Repeat the records in full and exactly, omitting pictures.

[Records for this exercise — start]

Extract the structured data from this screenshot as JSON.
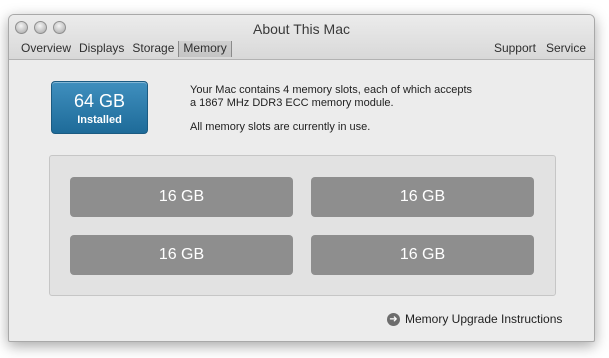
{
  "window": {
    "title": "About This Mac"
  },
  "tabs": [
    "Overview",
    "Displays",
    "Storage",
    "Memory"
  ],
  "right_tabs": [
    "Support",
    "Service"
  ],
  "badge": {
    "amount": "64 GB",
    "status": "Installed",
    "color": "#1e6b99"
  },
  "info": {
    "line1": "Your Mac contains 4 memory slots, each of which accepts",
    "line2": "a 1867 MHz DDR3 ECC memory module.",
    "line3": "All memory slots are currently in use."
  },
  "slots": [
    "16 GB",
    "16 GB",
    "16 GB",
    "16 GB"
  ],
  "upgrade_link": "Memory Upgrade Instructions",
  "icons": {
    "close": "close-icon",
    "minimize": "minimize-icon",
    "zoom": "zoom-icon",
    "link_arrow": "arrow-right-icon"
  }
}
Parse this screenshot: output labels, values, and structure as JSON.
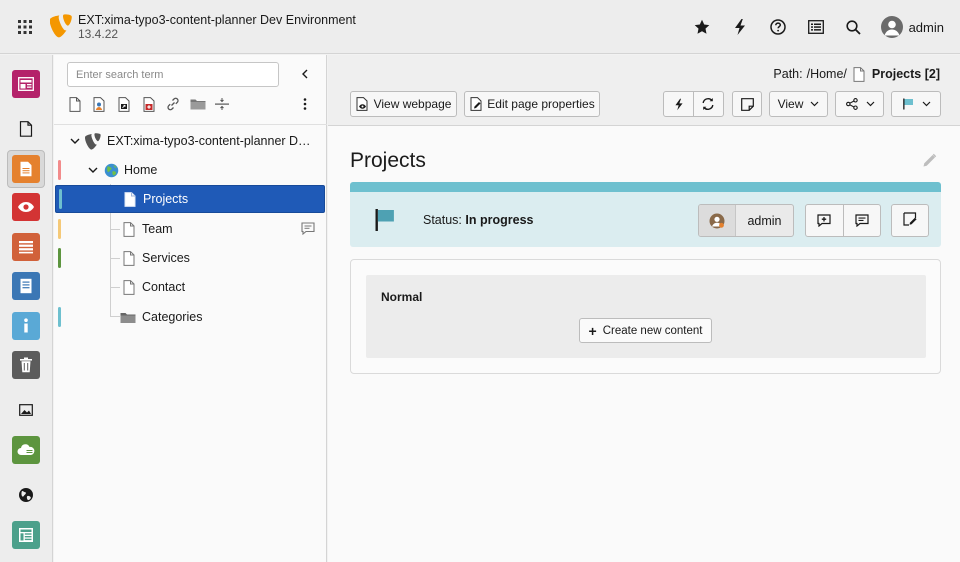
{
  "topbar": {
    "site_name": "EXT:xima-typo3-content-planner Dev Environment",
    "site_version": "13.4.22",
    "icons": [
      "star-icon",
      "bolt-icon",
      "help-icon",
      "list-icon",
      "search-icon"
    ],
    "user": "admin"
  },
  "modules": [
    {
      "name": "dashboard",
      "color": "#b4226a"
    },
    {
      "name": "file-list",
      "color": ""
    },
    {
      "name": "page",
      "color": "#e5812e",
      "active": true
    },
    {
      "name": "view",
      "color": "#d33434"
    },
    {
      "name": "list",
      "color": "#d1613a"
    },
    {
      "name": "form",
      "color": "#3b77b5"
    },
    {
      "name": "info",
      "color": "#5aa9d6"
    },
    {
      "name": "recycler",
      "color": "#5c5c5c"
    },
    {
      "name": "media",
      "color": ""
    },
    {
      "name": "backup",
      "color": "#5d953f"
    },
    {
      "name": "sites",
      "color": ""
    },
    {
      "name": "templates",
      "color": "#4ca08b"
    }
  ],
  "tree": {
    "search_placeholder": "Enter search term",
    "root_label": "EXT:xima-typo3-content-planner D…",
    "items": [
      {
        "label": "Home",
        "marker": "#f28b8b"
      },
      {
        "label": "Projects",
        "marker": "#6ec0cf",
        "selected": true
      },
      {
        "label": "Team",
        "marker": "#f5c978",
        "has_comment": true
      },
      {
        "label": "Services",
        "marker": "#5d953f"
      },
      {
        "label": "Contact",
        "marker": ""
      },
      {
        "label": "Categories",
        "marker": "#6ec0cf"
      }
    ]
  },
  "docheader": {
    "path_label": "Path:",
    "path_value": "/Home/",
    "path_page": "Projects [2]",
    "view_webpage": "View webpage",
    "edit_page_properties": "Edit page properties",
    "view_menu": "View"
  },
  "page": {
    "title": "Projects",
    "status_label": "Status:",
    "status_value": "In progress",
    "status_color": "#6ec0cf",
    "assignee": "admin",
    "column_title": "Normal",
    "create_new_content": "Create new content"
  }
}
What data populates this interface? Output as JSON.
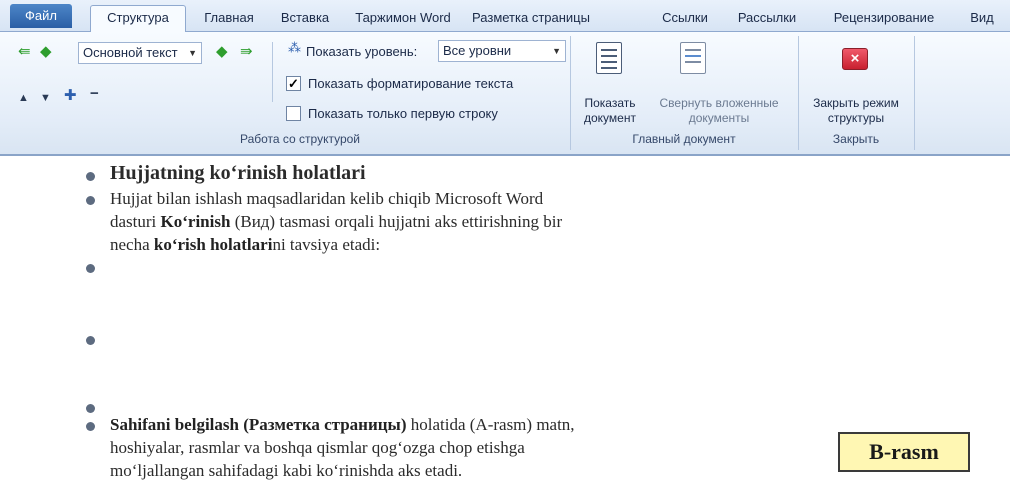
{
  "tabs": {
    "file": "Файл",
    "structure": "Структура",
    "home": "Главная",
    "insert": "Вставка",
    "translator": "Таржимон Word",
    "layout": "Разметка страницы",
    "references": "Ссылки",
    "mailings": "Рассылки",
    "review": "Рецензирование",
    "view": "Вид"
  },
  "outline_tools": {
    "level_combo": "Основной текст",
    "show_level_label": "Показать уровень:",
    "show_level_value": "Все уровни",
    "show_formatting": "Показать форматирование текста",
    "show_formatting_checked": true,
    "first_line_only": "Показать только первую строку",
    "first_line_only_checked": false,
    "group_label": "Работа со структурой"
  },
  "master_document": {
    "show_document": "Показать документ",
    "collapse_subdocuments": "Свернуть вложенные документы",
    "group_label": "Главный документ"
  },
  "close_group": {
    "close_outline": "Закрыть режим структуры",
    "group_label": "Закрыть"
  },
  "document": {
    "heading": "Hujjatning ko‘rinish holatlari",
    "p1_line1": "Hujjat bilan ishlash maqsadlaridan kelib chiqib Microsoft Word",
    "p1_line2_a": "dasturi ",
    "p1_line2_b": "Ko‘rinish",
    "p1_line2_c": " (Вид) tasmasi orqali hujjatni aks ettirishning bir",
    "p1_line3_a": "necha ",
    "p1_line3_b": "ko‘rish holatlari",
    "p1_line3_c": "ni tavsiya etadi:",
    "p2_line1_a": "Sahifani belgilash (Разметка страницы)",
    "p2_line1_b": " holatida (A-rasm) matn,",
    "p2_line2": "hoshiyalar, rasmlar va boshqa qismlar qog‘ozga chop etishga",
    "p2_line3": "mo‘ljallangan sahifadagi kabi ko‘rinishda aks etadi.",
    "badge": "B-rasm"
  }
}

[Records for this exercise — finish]

## Expected answer
Extract the structured data from this screenshot as JSON.
{
  "window": {
    "title": "About This Mac"
  },
  "tabs": [
    "Overview",
    "Displays",
    "Storage",
    "Memory"
  ],
  "right_tabs": [
    "Support",
    "Service"
  ],
  "badge": {
    "amount": "64 GB",
    "status": "Installed",
    "color": "#1e6b99"
  },
  "info": {
    "line1": "Your Mac contains 4 memory slots, each of which accepts",
    "line2": "a 1867 MHz DDR3 ECC memory module.",
    "line3": "All memory slots are currently in use."
  },
  "slots": [
    "16 GB",
    "16 GB",
    "16 GB",
    "16 GB"
  ],
  "upgrade_link": "Memory Upgrade Instructions",
  "icons": {
    "close": "close-icon",
    "minimize": "minimize-icon",
    "zoom": "zoom-icon",
    "link_arrow": "arrow-right-icon"
  }
}
Parse this screenshot: output labels, values, and structure as JSON.
{
  "topbar": {
    "site_name": "EXT:xima-typo3-content-planner Dev Environment",
    "site_version": "13.4.22",
    "icons": [
      "star-icon",
      "bolt-icon",
      "help-icon",
      "list-icon",
      "search-icon"
    ],
    "user": "admin"
  },
  "modules": [
    {
      "name": "dashboard",
      "color": "#b4226a"
    },
    {
      "name": "file-list",
      "color": ""
    },
    {
      "name": "page",
      "color": "#e5812e",
      "active": true
    },
    {
      "name": "view",
      "color": "#d33434"
    },
    {
      "name": "list",
      "color": "#d1613a"
    },
    {
      "name": "form",
      "color": "#3b77b5"
    },
    {
      "name": "info",
      "color": "#5aa9d6"
    },
    {
      "name": "recycler",
      "color": "#5c5c5c"
    },
    {
      "name": "media",
      "color": ""
    },
    {
      "name": "backup",
      "color": "#5d953f"
    },
    {
      "name": "sites",
      "color": ""
    },
    {
      "name": "templates",
      "color": "#4ca08b"
    }
  ],
  "tree": {
    "search_placeholder": "Enter search term",
    "root_label": "EXT:xima-typo3-content-planner D…",
    "items": [
      {
        "label": "Home",
        "marker": "#f28b8b"
      },
      {
        "label": "Projects",
        "marker": "#6ec0cf",
        "selected": true
      },
      {
        "label": "Team",
        "marker": "#f5c978",
        "has_comment": true
      },
      {
        "label": "Services",
        "marker": "#5d953f"
      },
      {
        "label": "Contact",
        "marker": ""
      },
      {
        "label": "Categories",
        "marker": "#6ec0cf"
      }
    ]
  },
  "docheader": {
    "path_label": "Path:",
    "path_value": "/Home/",
    "path_page": "Projects [2]",
    "view_webpage": "View webpage",
    "edit_page_properties": "Edit page properties",
    "view_menu": "View"
  },
  "page": {
    "title": "Projects",
    "status_label": "Status:",
    "status_value": "In progress",
    "status_color": "#6ec0cf",
    "assignee": "admin",
    "column_title": "Normal",
    "create_new_content": "Create new content"
  }
}
What data populates this interface? Output as JSON.
{
  "tabs": {
    "file": "Файл",
    "structure": "Структура",
    "home": "Главная",
    "insert": "Вставка",
    "translator": "Таржимон Word",
    "layout": "Разметка страницы",
    "references": "Ссылки",
    "mailings": "Рассылки",
    "review": "Рецензирование",
    "view": "Вид"
  },
  "outline_tools": {
    "level_combo": "Основной текст",
    "show_level_label": "Показать уровень:",
    "show_level_value": "Все уровни",
    "show_formatting": "Показать форматирование текста",
    "show_formatting_checked": true,
    "first_line_only": "Показать только первую строку",
    "first_line_only_checked": false,
    "group_label": "Работа со структурой"
  },
  "master_document": {
    "show_document": "Показать документ",
    "collapse_subdocuments": "Свернуть вложенные документы",
    "group_label": "Главный документ"
  },
  "close_group": {
    "close_outline": "Закрыть режим структуры",
    "group_label": "Закрыть"
  },
  "document": {
    "heading": "Hujjatning ko‘rinish holatlari",
    "p1_line1": "Hujjat bilan ishlash maqsadlaridan kelib chiqib Microsoft Word",
    "p1_line2_a": "dasturi ",
    "p1_line2_b": "Ko‘rinish",
    "p1_line2_c": " (Вид) tasmasi orqali hujjatni aks ettirishning bir",
    "p1_line3_a": "necha ",
    "p1_line3_b": "ko‘rish holatlari",
    "p1_line3_c": "ni tavsiya etadi:",
    "p2_line1_a": "Sahifani belgilash (Разметка страницы)",
    "p2_line1_b": " holatida (A-rasm) matn,",
    "p2_line2": "hoshiyalar, rasmlar va boshqa qismlar qog‘ozga chop etishga",
    "p2_line3": "mo‘ljallangan sahifadagi kabi ko‘rinishda aks etadi.",
    "badge": "B-rasm"
  }
}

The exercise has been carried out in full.